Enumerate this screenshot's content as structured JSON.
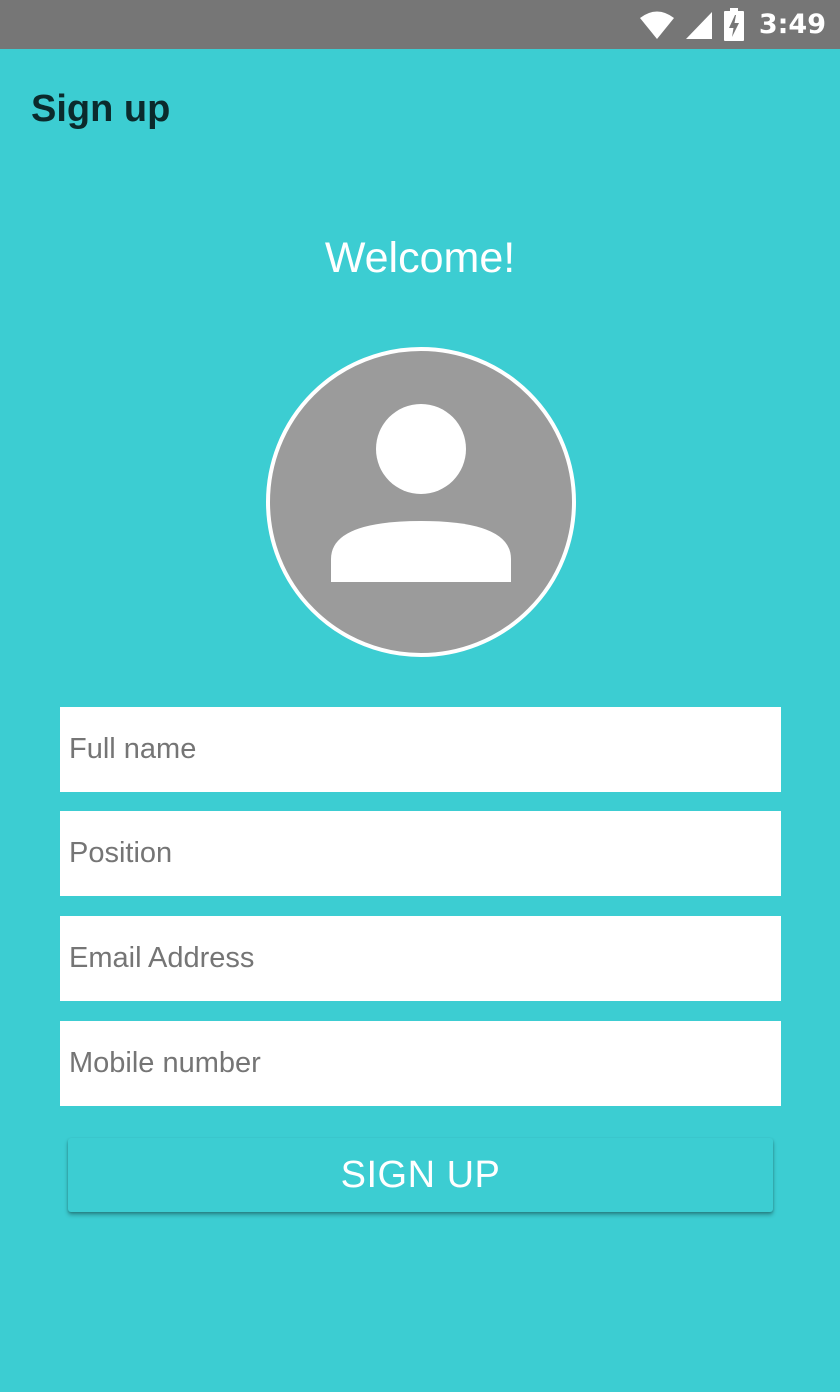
{
  "status_bar": {
    "time": "3:49",
    "icons": [
      "wifi-icon",
      "cell-signal-icon",
      "battery-charging-icon"
    ]
  },
  "app_bar": {
    "title": "Sign up"
  },
  "welcome": {
    "text": "Welcome!"
  },
  "avatar": {
    "icon": "person-placeholder-icon"
  },
  "form": {
    "full_name": {
      "placeholder": "Full name",
      "value": ""
    },
    "position": {
      "placeholder": "Position",
      "value": ""
    },
    "email": {
      "placeholder": "Email Address",
      "value": ""
    },
    "mobile": {
      "placeholder": "Mobile number",
      "value": ""
    }
  },
  "actions": {
    "signup_label": "SIGN UP"
  },
  "colors": {
    "background": "#3ccdd2",
    "status_bar": "#767676",
    "avatar": "#9b9b9b",
    "title_text": "#0b2a2c"
  }
}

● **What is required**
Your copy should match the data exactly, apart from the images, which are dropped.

● **Result of the task**
Enumerate this screenshot's content as structured JSON.
{
  "status_bar": {
    "time": "3:49",
    "icons": [
      "wifi-icon",
      "cell-signal-icon",
      "battery-charging-icon"
    ]
  },
  "app_bar": {
    "title": "Sign up"
  },
  "welcome": {
    "text": "Welcome!"
  },
  "avatar": {
    "icon": "person-placeholder-icon"
  },
  "form": {
    "full_name": {
      "placeholder": "Full name",
      "value": ""
    },
    "position": {
      "placeholder": "Position",
      "value": ""
    },
    "email": {
      "placeholder": "Email Address",
      "value": ""
    },
    "mobile": {
      "placeholder": "Mobile number",
      "value": ""
    }
  },
  "actions": {
    "signup_label": "SIGN UP"
  },
  "colors": {
    "background": "#3ccdd2",
    "status_bar": "#767676",
    "avatar": "#9b9b9b",
    "title_text": "#0b2a2c"
  }
}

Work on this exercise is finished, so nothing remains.